First introduced by Rep. Ed Perlmutter, D-Colorado, the Secure And Fair Enforcement (SAFE) Banking Act simply states that deposit insurance cannot be cut off by federal authorities, nor can “any other adverse action” be taken against a financial institution for working with cannabis businesses in states and territories where marijuana use is permitted.
A great number of Democrats from Southern California were among the 206 co-sponsors of the bill, as was GOP Rep. Duncan Hunter of San Diego. Rep. Katie Porter, D-Irvine, also introduced an amendment making it clear that new banks and credit unions would be protected by the bill too.
If you need help doing business with a cannabis dispensary, our Orange County marijuana business attorneys can assist you in navigating this tricky legal terrain.
A Strong First Step
While the SAFE Banking Act still faces opposition from civil rights advocates and cannabis challengers alike, the September outcome is an encouraging first step for business owners trying to grow their marijuana operations.
Those in favor of the vote believe the proposed cannabis banking law will:
- Increase public safety;
- Provide more transparency; and
- Relieve the financial pinch the marijuana industry has endured thus far.
Even though federal law still considers marijuana use illegal, the legislation passed in the Democrat-controlled chamber, 321-103.
Now the Republican-controlled Senate will deliberate over the SAFE Banking Act, where amendments may be made. Then it is unclear whether President Donald Trump will support the version of the bill that reaches him for final sign off.
To help appease the more conservative GOP senators, Democrats added provisions to help get the bill over the line. Backers of the bill also hope the increasing public support for legalized marijuana could also influence positions of senators now seeking 2020 re-elections.
Cannabis Businesses Need Banking Partners

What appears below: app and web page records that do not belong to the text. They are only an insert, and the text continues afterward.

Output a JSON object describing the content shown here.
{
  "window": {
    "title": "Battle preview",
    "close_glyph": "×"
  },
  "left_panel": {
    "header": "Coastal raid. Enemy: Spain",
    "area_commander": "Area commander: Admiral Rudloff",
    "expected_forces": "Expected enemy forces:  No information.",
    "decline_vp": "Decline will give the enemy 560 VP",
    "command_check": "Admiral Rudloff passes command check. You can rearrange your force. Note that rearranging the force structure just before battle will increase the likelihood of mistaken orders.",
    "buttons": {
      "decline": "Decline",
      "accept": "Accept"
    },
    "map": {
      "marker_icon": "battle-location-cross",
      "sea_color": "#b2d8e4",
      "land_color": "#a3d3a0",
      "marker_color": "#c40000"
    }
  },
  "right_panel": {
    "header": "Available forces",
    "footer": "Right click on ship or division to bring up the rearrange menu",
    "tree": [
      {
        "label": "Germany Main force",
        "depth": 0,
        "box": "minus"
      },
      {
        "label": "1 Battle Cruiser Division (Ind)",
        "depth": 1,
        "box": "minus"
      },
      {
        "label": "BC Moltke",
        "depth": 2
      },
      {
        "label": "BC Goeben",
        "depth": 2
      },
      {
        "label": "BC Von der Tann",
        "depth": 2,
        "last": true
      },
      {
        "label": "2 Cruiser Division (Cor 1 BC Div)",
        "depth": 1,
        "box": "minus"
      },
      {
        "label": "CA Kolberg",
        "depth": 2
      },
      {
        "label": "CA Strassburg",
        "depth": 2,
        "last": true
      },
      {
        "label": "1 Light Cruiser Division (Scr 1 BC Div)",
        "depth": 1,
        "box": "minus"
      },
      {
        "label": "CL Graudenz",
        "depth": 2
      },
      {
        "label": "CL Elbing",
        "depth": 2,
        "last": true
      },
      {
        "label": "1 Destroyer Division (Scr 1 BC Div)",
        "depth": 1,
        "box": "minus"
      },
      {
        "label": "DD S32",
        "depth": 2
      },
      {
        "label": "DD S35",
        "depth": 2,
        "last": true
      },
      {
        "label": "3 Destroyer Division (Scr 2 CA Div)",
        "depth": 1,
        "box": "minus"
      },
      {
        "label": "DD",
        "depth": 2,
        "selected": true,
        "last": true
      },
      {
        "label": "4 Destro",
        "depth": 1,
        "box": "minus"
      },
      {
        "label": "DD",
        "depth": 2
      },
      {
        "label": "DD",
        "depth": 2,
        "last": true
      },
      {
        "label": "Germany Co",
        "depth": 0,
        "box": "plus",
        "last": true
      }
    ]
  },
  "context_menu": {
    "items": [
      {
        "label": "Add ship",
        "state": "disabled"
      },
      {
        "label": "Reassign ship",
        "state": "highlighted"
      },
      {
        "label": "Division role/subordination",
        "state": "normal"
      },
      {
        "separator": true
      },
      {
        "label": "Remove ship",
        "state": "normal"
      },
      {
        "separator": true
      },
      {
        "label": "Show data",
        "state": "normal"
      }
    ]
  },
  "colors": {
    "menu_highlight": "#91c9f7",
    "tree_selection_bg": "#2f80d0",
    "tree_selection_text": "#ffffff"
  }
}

The reason so many are so committed to seeing this bill pass though, is a real need exists for banking within the cannabis industry. That’s because while most marijuana business owners report having limited access to banking systems, so long as major banks sit on the sidelines, pot business owners cannot accept customer credit cards or fulfill electronic transactions, which essentially results in “cash-only” run businesses.
From there, two problems quickly arise: (1) operating solely in cash makes dispensaries immediate targets for crimes like robbery, and (2) cash only business make tax collection a lot more difficult. Another layer here, is that the cash-only nature of cannabis businesses also makes the industry ripe for money laundering, which ironically is the reason big banks were hesitant to do business with pot companies in the first place.
As cannabis entrepreneurs have little available to them in the way of traditional business loans, it is especially difficult for entrepreneurs to borrow capital to grow a business. On that note alone, the growth of the industry is somewhat reliant on establishing marijuana banking legislation that give banks the assurances they need that it is safe from them to extend their services to cannabis operations.
All of the issues limited banking opportunities pose for cannabis based businesses, can be overcome if the SAFE Banking Act becomes law. But the key question is, will financial institutions actually take advantage of the new law, assuming it is passed. If not, and if banks continue to keep their distance, will California policymakers then pursue state solutions in the next upcoming legislative session? Either way, the industry will continue watching intently.
About Cannabis Law Group
The Los Angeles CANNABIS LAW Group represents growers dispensaries, ancillary companies, patients and those facing criminal marijuana charges. Call us at 949-375-4734.
The SAFE Banking Act of 2019